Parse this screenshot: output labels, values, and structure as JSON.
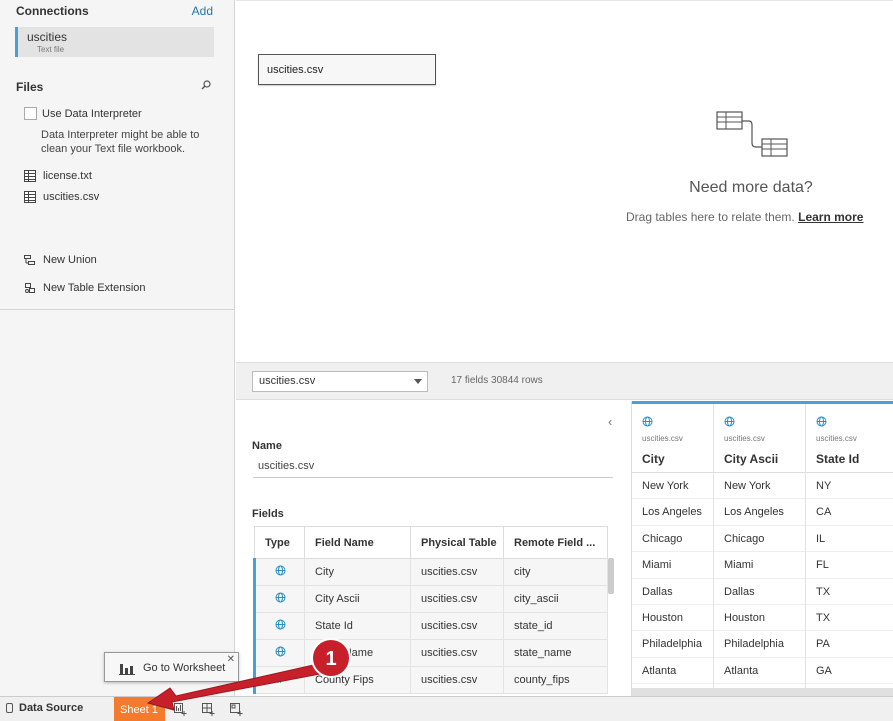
{
  "sidebar": {
    "connections_title": "Connections",
    "add_label": "Add",
    "connection": {
      "name": "uscities",
      "type": "Text file"
    },
    "files_title": "Files",
    "interpreter_label": "Use Data Interpreter",
    "interpreter_desc": "Data Interpreter might be able to clean your Text file workbook.",
    "files": [
      "license.txt",
      "uscities.csv"
    ],
    "new_union": "New Union",
    "new_table_extension": "New Table Extension"
  },
  "canvas": {
    "table_name": "uscities.csv",
    "need_more_title": "Need more data?",
    "need_more_sub": "Drag tables here to relate them.",
    "learn_more": "Learn more"
  },
  "toolbar": {
    "selected_table": "uscities.csv",
    "field_count": "17 fields 30844 rows"
  },
  "metadata": {
    "name_label": "Name",
    "name_value": "uscities.csv",
    "fields_label": "Fields",
    "columns": [
      "Type",
      "Field Name",
      "Physical Table",
      "Remote Field ..."
    ],
    "rows": [
      [
        "City",
        "uscities.csv",
        "city"
      ],
      [
        "City Ascii",
        "uscities.csv",
        "city_ascii"
      ],
      [
        "State Id",
        "uscities.csv",
        "state_id"
      ],
      [
        "State Name",
        "uscities.csv",
        "state_name"
      ],
      [
        "County Fips",
        "uscities.csv",
        "county_fips"
      ]
    ]
  },
  "grid": {
    "source": "uscities.csv",
    "columns": [
      {
        "name": "City",
        "values": [
          "New York",
          "Los Angeles",
          "Chicago",
          "Miami",
          "Dallas",
          "Houston",
          "Philadelphia",
          "Atlanta"
        ]
      },
      {
        "name": "City Ascii",
        "values": [
          "New York",
          "Los Angeles",
          "Chicago",
          "Miami",
          "Dallas",
          "Houston",
          "Philadelphia",
          "Atlanta"
        ]
      },
      {
        "name": "State Id",
        "values": [
          "NY",
          "CA",
          "IL",
          "FL",
          "TX",
          "TX",
          "PA",
          "GA"
        ]
      }
    ]
  },
  "bottombar": {
    "data_source": "Data Source",
    "sheet": "Sheet 1"
  },
  "tooltip": {
    "label": "Go to Worksheet",
    "close": "✕"
  },
  "annotation": {
    "step": "1"
  },
  "colors": {
    "accent": "#4a9fd5",
    "sheet_tab": "#f47b2d",
    "annotation": "#c8202b"
  }
}
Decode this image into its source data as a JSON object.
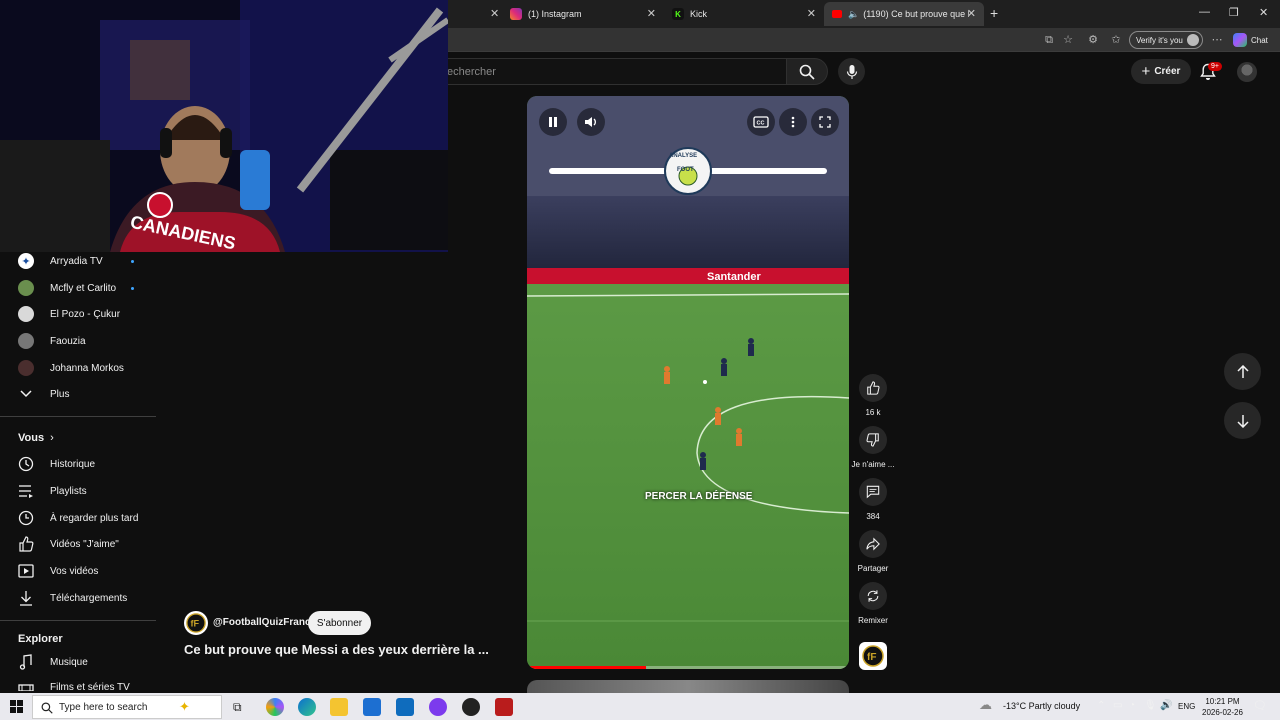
{
  "browser": {
    "tabs": [
      {
        "label": "(1) Instagram",
        "icon": "instagram-icon"
      },
      {
        "label": "Kick",
        "icon": "kick-icon"
      },
      {
        "label": "(1190) Ce but prouve que Me",
        "icon": "youtube-icon",
        "active": true
      }
    ],
    "new_tab": "+",
    "verify_label": "Verify it's you",
    "chat_label": "Chat"
  },
  "header": {
    "search_placeholder": "echercher",
    "create_label": "Créer",
    "notifications_badge": "9+"
  },
  "sidebar": {
    "subscriptions": [
      {
        "label": "Arryadia TV",
        "new": true,
        "color": "#ffffff"
      },
      {
        "label": "Mcfly et Carlito",
        "new": true,
        "color": "#6a8f4e"
      },
      {
        "label": "El Pozo - Çukur",
        "new": false,
        "color": "#d9d9d9"
      },
      {
        "label": "Faouzia",
        "new": false,
        "color": "#777777"
      },
      {
        "label": "Johanna Morkos",
        "new": false,
        "color": "#4a2e2e"
      }
    ],
    "more_label": "Plus",
    "you_heading": "Vous",
    "you_items": [
      {
        "label": "Historique",
        "icon": "history-icon"
      },
      {
        "label": "Playlists",
        "icon": "playlists-icon"
      },
      {
        "label": "À regarder plus tard",
        "icon": "watch-later-icon"
      },
      {
        "label": "Vidéos \"J'aime\"",
        "icon": "like-icon"
      },
      {
        "label": "Vos vidéos",
        "icon": "your-videos-icon"
      },
      {
        "label": "Téléchargements",
        "icon": "download-icon"
      }
    ],
    "explore_heading": "Explorer",
    "explore_items": [
      {
        "label": "Musique",
        "icon": "music-icon"
      },
      {
        "label": "Films et séries TV",
        "icon": "films-icon"
      }
    ]
  },
  "video": {
    "overlay_text": "PERCER LA DÉFENSE",
    "logo_text_top": "ANALYSE",
    "logo_text_bottom": "FOOT",
    "sponsor": "Santander",
    "progress": 0.37
  },
  "actions": {
    "likes": "16 k",
    "dislike_label": "Je n'aime ...",
    "comments": "384",
    "share_label": "Partager",
    "remix_label": "Remixer"
  },
  "channel": {
    "handle": "@FootballQuizFrance",
    "subscribe_label": "S'abonner",
    "title": "Ce but prouve que Messi a des yeux derrière la ..."
  },
  "taskbar": {
    "search_placeholder": "Type here to search",
    "weather": "-13°C  Partly cloudy",
    "language": "ENG",
    "time": "10:21 PM",
    "date": "2026-02-26"
  },
  "colors": {
    "youtube_red": "#ff0000",
    "link_blue": "#3ea6ff",
    "pitch_green": "#4e8d3a"
  }
}
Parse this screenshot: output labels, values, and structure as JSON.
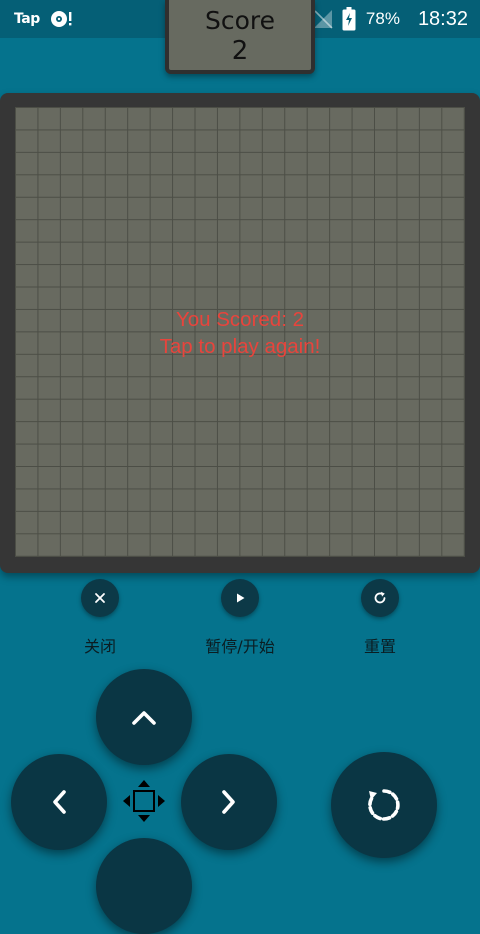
{
  "status_bar": {
    "app_tag": "Tap",
    "battery": "78%",
    "time": "18:32"
  },
  "score": {
    "label": "Score",
    "value": "2"
  },
  "board": {
    "columns": 20,
    "rows": 20,
    "message_line1": "You Scored: 2",
    "message_line2": "Tap to play again!"
  },
  "controls": {
    "close_label": "关闭",
    "pause_start_label": "暂停/开始",
    "reset_label": "重置"
  },
  "colors": {
    "background": "#05738d",
    "grid_cell": "#686a60",
    "message": "#e8443c",
    "button": "#0a3644"
  }
}
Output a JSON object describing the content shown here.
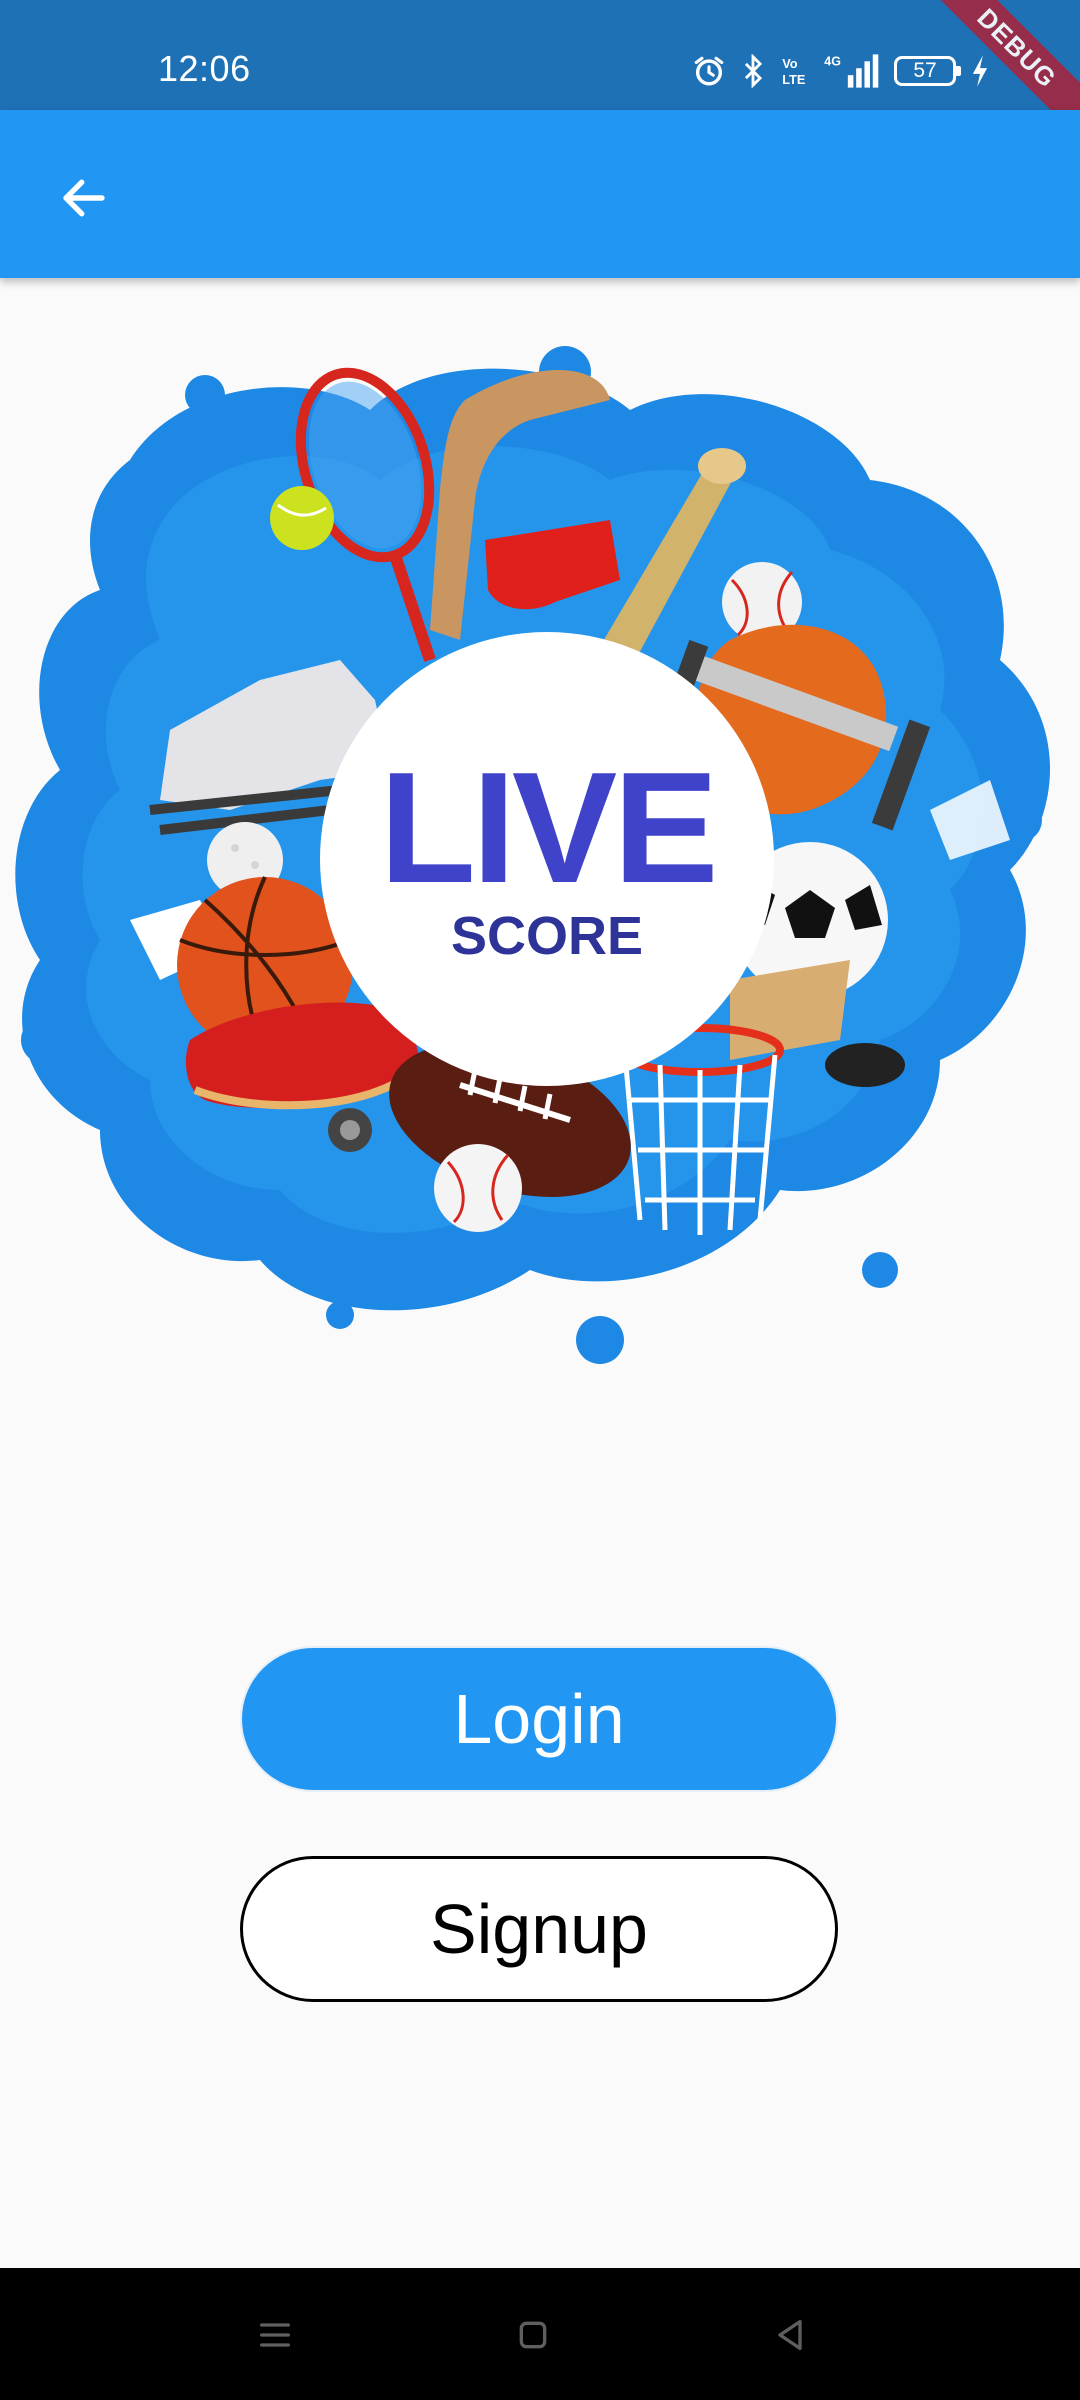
{
  "status_bar": {
    "time": "12:06",
    "battery_level": "57",
    "network_label": "4G",
    "volte_label": "Vo LTE",
    "icons": [
      "alarm-icon",
      "bluetooth-icon",
      "volte-icon",
      "signal-icon",
      "battery-icon",
      "charging-icon"
    ]
  },
  "debug_banner": {
    "label": "DEBUG"
  },
  "app_bar": {
    "back_icon": "arrow-back-icon",
    "color": "#2196f3"
  },
  "hero": {
    "logo_line1": "LIVE",
    "logo_line2": "SCORE"
  },
  "actions": {
    "login_label": "Login",
    "signup_label": "Signup"
  },
  "nav_bar": {
    "icons": [
      "menu-icon",
      "home-icon",
      "back-icon"
    ]
  },
  "colors": {
    "primary": "#2196f3",
    "status_bar": "#1f71b6",
    "logo_text": "#3f43c9",
    "background": "#fafafa"
  }
}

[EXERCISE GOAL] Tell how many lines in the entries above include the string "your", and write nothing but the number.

[EXERCISE RESULT] 2